Eddie Vinson, also known as Clearhead, was a one-person bebop fusion. He was also a blues shouter and a bebop pianist.
The 1950s were the decade that was most famous for blues and rhythm. R&B evolved regional variations, overlapping with other genres like jazz and rock and rolling. New Orleans was home to a strong and distinct style that crossed the border with blues.
Professor Longhair’s rolling piano style inspired it. Blueberry Hill and Ain’t That a shame were two of Fats Domino’s hits in the 1950s. Clarence Henry, Frankie Ford, and Irma Thomas were also among the artists who helped popularize this Louisiana-style R&B.
At the beginning of their careers, British rock bands such as The Rolling Stones, The Yardbirds, and The Spencer Davis Group were essentially R&B.
3 Characteristics in Classic R&B
There are some common traits in classic R and B music from the 1940s to the 1960s.
Strong Overlap with Rock
Many of the greatest artists in R&B have initially been classified as rock and roll during the early years. These predominantly African American artists were a significant inspiration for rock bands such as The Rolling Stones or the Beatles.
Instrumentation Based On The Guitar
It shouldn’t surprise that early R&B had an electric guitar as its central instrument. The electric guitar was supported by double bass, drums, and eventually an electric bass. The lead singer performed most of the melody, but occasionally they were played on a Saxophone.
Blues And Church Music Inspire Me

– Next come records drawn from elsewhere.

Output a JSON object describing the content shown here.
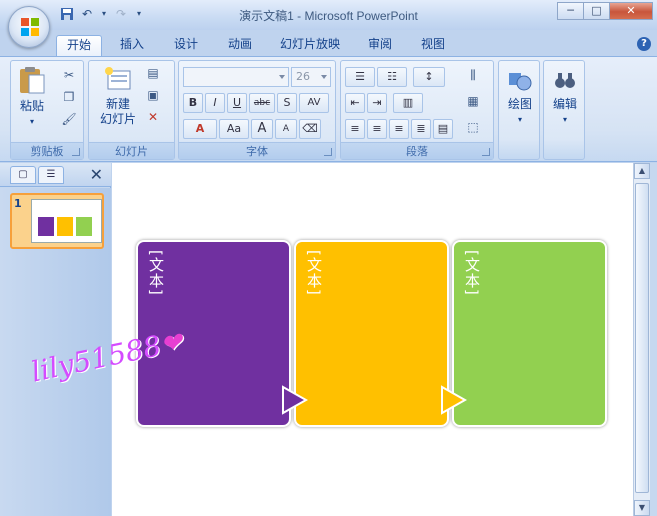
{
  "window": {
    "title": "演示文稿1 - Microsoft PowerPoint",
    "minimize": "─",
    "maximize": "□",
    "close": "✕"
  },
  "tabs": [
    "开始",
    "插入",
    "设计",
    "动画",
    "幻灯片放映",
    "审阅",
    "视图"
  ],
  "active_tab": "开始",
  "help": "?",
  "ribbon": {
    "clipboard": {
      "label": "剪贴板",
      "paste": "粘贴"
    },
    "slides": {
      "label": "幻灯片",
      "new_slide_line1": "新建",
      "new_slide_line2": "幻灯片"
    },
    "font": {
      "label": "字体",
      "font_name": "",
      "font_size": "26",
      "bold": "B",
      "italic": "I",
      "underline": "U",
      "strike": "abc",
      "shadow": "S",
      "spacing": "AV",
      "color": "A",
      "case": "Aa",
      "grow": "A",
      "shrink": "A"
    },
    "paragraph": {
      "label": "段落"
    },
    "drawing": {
      "label": "绘图"
    },
    "editing": {
      "label": "编辑"
    }
  },
  "slide_panel": {
    "slide_number": "1"
  },
  "slide": {
    "cards": [
      {
        "text": "[文本]",
        "color": "#7030a0"
      },
      {
        "text": "[文本]",
        "color": "#ffc000"
      },
      {
        "text": "[文本]",
        "color": "#92d050"
      }
    ]
  },
  "watermark": "lily51588"
}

Many of the early R&B musicians were steeped in gospel traditions and traditional blues. Many early R&B albums have openly Christian themes. Others reworked blues standards to appeal to their modern listeners.
3 Characteristics In Contemporary R&B
Contemporary R&B shares many of its key characteristics with the 20th-century R&B genre, but it is also distinct in many ways.
As I mentioned, R&B’s early days were dominated by the guitar. Modern R&B is dominated by keyboards, synthesizers, and drum machines. Alicia Keys and others prefer acoustic keyboards, but this genre embraces electronic keyboards and software loops.
Incorporation Hip Hop
The line between R&B and hip hop has become blurred as R&B matures. Bryson Tiller’s Trapsoul album and Drake’s Thank Me Later equal feature amounts of singing and rapping.
This trend dates back to the 1980s when legendary producers Teddy Riley & Bernard Belle introduced the “new Jack swing” style production.
R&B vocal virtuosos like Whitney Houston and Luther Vandross made their amazing voices an integral part of the genre. Modern artists such as Erykah Badu, Jazmine Sullivan, and Alicia Key have maintained this tradition.
R&B would not exist without soul music, and jazz and gospel would not inspire it. The combination of many genres will create a music industry that lives on. We hope you find this article helpful. If you have any questions on this genre, please feel free to ask in the comment box below.